▶ **Website and app data records**:
◇ ◇ ◇ ◇ ◇
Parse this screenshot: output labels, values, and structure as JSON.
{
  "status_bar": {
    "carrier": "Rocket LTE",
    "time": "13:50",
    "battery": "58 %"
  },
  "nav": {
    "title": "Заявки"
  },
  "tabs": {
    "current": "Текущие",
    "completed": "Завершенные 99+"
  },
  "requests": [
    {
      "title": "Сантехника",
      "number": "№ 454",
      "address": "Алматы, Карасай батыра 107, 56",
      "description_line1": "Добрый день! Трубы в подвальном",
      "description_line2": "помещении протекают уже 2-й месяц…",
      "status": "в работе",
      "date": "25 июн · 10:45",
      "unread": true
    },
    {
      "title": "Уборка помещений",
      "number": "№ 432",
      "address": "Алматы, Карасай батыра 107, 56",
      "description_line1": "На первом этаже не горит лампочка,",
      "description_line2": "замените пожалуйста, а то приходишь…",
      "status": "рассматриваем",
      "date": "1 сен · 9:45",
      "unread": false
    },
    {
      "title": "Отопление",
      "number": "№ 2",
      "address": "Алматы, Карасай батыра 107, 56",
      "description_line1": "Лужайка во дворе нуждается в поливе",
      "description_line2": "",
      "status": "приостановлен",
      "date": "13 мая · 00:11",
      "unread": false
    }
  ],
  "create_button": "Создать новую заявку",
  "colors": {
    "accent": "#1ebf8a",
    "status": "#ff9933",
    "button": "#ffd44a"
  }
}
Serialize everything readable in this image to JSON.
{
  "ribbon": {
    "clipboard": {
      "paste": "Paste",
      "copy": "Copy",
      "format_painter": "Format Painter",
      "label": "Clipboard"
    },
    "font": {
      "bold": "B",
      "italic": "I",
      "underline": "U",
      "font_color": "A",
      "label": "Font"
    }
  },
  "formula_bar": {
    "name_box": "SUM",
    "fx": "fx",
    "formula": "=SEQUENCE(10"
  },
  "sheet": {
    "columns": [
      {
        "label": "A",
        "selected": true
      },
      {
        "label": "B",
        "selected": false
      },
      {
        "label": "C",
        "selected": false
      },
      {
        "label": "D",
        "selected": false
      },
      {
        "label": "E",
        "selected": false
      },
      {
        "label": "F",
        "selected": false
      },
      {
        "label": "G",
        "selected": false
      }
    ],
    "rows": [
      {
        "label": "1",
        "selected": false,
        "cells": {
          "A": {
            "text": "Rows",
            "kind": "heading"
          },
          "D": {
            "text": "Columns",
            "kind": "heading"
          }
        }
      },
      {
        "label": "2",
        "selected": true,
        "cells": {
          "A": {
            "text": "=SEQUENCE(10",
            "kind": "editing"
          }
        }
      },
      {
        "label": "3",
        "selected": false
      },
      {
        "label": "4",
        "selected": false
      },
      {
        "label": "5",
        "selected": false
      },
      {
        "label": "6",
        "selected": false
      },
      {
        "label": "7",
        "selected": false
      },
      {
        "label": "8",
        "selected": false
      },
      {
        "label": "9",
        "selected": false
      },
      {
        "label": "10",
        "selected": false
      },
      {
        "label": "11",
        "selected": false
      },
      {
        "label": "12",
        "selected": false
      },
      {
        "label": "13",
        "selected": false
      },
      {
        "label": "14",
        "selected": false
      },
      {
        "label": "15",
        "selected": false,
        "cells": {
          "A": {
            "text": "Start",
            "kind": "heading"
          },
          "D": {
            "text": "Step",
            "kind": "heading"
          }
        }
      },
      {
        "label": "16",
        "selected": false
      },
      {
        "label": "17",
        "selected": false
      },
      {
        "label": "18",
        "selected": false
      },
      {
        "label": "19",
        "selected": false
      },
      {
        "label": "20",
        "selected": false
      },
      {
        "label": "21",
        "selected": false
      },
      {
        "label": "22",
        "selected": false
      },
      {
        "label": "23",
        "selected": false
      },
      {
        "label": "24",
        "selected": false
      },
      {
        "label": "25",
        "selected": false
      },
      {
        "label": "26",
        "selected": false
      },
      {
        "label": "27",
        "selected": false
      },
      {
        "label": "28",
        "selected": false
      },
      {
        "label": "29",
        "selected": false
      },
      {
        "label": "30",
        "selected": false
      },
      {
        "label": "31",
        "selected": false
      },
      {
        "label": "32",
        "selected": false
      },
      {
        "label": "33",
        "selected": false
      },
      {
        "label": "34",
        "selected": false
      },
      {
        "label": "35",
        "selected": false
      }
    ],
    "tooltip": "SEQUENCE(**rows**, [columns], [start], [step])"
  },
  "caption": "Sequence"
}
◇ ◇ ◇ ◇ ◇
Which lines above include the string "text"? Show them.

            "text": "Rows",
            "text": "Columns",
            "text": "=SEQUENCE(10",
            "text": "Start",
            "text": "Step",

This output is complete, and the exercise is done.